• _TASK TO COMPLETE_: Every entry, exactly as given, must be retyped.

SUPPLIED DATA section start

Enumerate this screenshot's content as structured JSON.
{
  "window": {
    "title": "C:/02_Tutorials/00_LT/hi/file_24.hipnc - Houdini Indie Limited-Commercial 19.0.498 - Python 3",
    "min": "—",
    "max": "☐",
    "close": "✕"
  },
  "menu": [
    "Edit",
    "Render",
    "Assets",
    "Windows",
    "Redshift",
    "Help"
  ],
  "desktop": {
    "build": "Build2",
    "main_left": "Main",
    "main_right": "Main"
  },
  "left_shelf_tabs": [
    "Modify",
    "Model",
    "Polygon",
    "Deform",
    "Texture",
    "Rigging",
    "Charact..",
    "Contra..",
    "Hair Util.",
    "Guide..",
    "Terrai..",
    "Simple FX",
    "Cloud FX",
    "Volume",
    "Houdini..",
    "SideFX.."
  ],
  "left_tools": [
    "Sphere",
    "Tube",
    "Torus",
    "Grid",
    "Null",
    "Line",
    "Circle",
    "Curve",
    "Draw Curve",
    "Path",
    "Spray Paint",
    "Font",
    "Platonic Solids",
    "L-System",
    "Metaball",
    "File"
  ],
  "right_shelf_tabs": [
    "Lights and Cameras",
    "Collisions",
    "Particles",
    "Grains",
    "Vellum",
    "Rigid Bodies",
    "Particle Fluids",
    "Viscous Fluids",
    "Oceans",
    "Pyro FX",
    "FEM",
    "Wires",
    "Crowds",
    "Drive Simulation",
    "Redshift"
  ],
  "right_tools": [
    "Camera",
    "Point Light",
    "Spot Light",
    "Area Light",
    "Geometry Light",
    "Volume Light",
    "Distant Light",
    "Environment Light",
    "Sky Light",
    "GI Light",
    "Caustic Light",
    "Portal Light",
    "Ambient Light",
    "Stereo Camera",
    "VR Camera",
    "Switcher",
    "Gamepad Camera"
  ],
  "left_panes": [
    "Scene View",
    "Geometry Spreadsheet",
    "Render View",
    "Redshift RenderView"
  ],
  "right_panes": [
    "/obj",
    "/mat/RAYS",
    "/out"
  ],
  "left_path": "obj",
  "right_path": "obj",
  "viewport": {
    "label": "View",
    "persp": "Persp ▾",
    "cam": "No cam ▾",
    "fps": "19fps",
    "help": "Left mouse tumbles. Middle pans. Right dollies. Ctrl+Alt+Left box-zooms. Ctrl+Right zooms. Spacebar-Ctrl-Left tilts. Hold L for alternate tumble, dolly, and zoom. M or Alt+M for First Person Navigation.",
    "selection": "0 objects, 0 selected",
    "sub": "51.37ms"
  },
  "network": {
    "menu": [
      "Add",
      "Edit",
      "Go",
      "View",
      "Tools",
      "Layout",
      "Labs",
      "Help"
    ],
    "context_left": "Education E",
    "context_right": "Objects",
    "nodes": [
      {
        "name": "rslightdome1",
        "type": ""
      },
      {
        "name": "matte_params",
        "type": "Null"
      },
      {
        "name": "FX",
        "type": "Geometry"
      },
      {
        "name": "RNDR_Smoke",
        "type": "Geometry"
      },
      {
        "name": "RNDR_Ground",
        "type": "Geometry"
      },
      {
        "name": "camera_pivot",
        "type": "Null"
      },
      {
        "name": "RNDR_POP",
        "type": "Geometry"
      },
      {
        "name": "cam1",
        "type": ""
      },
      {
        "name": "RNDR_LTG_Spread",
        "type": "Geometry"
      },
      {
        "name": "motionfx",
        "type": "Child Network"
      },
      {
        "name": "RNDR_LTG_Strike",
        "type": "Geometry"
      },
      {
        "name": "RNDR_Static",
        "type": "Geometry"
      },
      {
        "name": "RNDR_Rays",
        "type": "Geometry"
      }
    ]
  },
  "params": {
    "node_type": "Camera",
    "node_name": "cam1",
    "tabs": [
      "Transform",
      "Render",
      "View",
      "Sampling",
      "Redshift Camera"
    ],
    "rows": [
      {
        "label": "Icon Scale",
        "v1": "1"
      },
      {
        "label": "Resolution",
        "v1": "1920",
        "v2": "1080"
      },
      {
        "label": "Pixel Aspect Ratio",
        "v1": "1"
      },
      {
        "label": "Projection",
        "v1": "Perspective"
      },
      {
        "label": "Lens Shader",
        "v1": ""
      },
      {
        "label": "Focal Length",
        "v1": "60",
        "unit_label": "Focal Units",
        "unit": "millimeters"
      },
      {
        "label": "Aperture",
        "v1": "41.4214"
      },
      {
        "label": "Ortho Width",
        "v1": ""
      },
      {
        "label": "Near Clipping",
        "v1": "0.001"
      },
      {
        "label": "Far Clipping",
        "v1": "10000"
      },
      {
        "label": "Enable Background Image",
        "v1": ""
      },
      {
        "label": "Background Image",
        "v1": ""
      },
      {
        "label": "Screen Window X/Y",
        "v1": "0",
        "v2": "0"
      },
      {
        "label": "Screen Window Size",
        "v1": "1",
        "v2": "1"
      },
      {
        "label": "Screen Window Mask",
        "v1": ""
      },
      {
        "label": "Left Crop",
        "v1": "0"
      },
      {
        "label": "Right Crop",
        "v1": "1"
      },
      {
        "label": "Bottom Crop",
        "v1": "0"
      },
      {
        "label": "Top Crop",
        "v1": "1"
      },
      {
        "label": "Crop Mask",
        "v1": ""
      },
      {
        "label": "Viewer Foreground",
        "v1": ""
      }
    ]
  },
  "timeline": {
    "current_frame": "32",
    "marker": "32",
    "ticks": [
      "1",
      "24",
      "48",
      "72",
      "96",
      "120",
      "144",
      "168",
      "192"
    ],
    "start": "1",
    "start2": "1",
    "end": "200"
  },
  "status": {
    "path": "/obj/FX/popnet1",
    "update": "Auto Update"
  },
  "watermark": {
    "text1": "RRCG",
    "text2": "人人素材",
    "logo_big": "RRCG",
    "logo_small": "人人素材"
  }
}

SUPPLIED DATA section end

• _EXPECTED ANSWER_:
Enumerate this screenshot's content as structured JSON.
{
  "window": {
    "title": "C:/02_Tutorials/00_LT/hi/file_24.hipnc - Houdini Indie Limited-Commercial 19.0.498 - Python 3",
    "min": "—",
    "max": "☐",
    "close": "✕"
  },
  "menu": [
    "Edit",
    "Render",
    "Assets",
    "Windows",
    "Redshift",
    "Help"
  ],
  "desktop": {
    "build": "Build2",
    "main_left": "Main",
    "main_right": "Main"
  },
  "left_shelf_tabs": [
    "Modify",
    "Model",
    "Polygon",
    "Deform",
    "Texture",
    "Rigging",
    "Charact..",
    "Contra..",
    "Hair Util.",
    "Guide..",
    "Terrai..",
    "Simple FX",
    "Cloud FX",
    "Volume",
    "Houdini..",
    "SideFX.."
  ],
  "left_tools": [
    "Sphere",
    "Tube",
    "Torus",
    "Grid",
    "Null",
    "Line",
    "Circle",
    "Curve",
    "Draw Curve",
    "Path",
    "Spray Paint",
    "Font",
    "Platonic Solids",
    "L-System",
    "Metaball",
    "File"
  ],
  "right_shelf_tabs": [
    "Lights and Cameras",
    "Collisions",
    "Particles",
    "Grains",
    "Vellum",
    "Rigid Bodies",
    "Particle Fluids",
    "Viscous Fluids",
    "Oceans",
    "Pyro FX",
    "FEM",
    "Wires",
    "Crowds",
    "Drive Simulation",
    "Redshift"
  ],
  "right_tools": [
    "Camera",
    "Point Light",
    "Spot Light",
    "Area Light",
    "Geometry Light",
    "Volume Light",
    "Distant Light",
    "Environment Light",
    "Sky Light",
    "GI Light",
    "Caustic Light",
    "Portal Light",
    "Ambient Light",
    "Stereo Camera",
    "VR Camera",
    "Switcher",
    "Gamepad Camera"
  ],
  "left_panes": [
    "Scene View",
    "Geometry Spreadsheet",
    "Render View",
    "Redshift RenderView"
  ],
  "right_panes": [
    "/obj",
    "/mat/RAYS",
    "/out"
  ],
  "left_path": "obj",
  "right_path": "obj",
  "viewport": {
    "label": "View",
    "persp": "Persp ▾",
    "cam": "No cam ▾",
    "fps": "19fps",
    "help": "Left mouse tumbles. Middle pans. Right dollies. Ctrl+Alt+Left box-zooms. Ctrl+Right zooms. Spacebar-Ctrl-Left tilts. Hold L for alternate tumble, dolly, and zoom. M or Alt+M for First Person Navigation.",
    "selection": "0 objects, 0 selected",
    "sub": "51.37ms"
  },
  "network": {
    "menu": [
      "Add",
      "Edit",
      "Go",
      "View",
      "Tools",
      "Layout",
      "Labs",
      "Help"
    ],
    "context_left": "Education E",
    "context_right": "Objects",
    "nodes": [
      {
        "name": "rslightdome1",
        "type": ""
      },
      {
        "name": "matte_params",
        "type": "Null"
      },
      {
        "name": "FX",
        "type": "Geometry"
      },
      {
        "name": "RNDR_Smoke",
        "type": "Geometry"
      },
      {
        "name": "RNDR_Ground",
        "type": "Geometry"
      },
      {
        "name": "camera_pivot",
        "type": "Null"
      },
      {
        "name": "RNDR_POP",
        "type": "Geometry"
      },
      {
        "name": "cam1",
        "type": ""
      },
      {
        "name": "RNDR_LTG_Spread",
        "type": "Geometry"
      },
      {
        "name": "motionfx",
        "type": "Child Network"
      },
      {
        "name": "RNDR_LTG_Strike",
        "type": "Geometry"
      },
      {
        "name": "RNDR_Static",
        "type": "Geometry"
      },
      {
        "name": "RNDR_Rays",
        "type": "Geometry"
      }
    ]
  },
  "params": {
    "node_type": "Camera",
    "node_name": "cam1",
    "tabs": [
      "Transform",
      "Render",
      "View",
      "Sampling",
      "Redshift Camera"
    ],
    "rows": [
      {
        "label": "Icon Scale",
        "v1": "1"
      },
      {
        "label": "Resolution",
        "v1": "1920",
        "v2": "1080"
      },
      {
        "label": "Pixel Aspect Ratio",
        "v1": "1"
      },
      {
        "label": "Projection",
        "v1": "Perspective"
      },
      {
        "label": "Lens Shader",
        "v1": ""
      },
      {
        "label": "Focal Length",
        "v1": "60",
        "unit_label": "Focal Units",
        "unit": "millimeters"
      },
      {
        "label": "Aperture",
        "v1": "41.4214"
      },
      {
        "label": "Ortho Width",
        "v1": ""
      },
      {
        "label": "Near Clipping",
        "v1": "0.001"
      },
      {
        "label": "Far Clipping",
        "v1": "10000"
      },
      {
        "label": "Enable Background Image",
        "v1": ""
      },
      {
        "label": "Background Image",
        "v1": ""
      },
      {
        "label": "Screen Window X/Y",
        "v1": "0",
        "v2": "0"
      },
      {
        "label": "Screen Window Size",
        "v1": "1",
        "v2": "1"
      },
      {
        "label": "Screen Window Mask",
        "v1": ""
      },
      {
        "label": "Left Crop",
        "v1": "0"
      },
      {
        "label": "Right Crop",
        "v1": "1"
      },
      {
        "label": "Bottom Crop",
        "v1": "0"
      },
      {
        "label": "Top Crop",
        "v1": "1"
      },
      {
        "label": "Crop Mask",
        "v1": ""
      },
      {
        "label": "Viewer Foreground",
        "v1": ""
      }
    ]
  },
  "timeline": {
    "current_frame": "32",
    "marker": "32",
    "ticks": [
      "1",
      "24",
      "48",
      "72",
      "96",
      "120",
      "144",
      "168",
      "192"
    ],
    "start": "1",
    "start2": "1",
    "end": "200"
  },
  "status": {
    "path": "/obj/FX/popnet1",
    "update": "Auto Update"
  },
  "watermark": {
    "text1": "RRCG",
    "text2": "人人素材",
    "logo_big": "RRCG",
    "logo_small": "人人素材"
  }
}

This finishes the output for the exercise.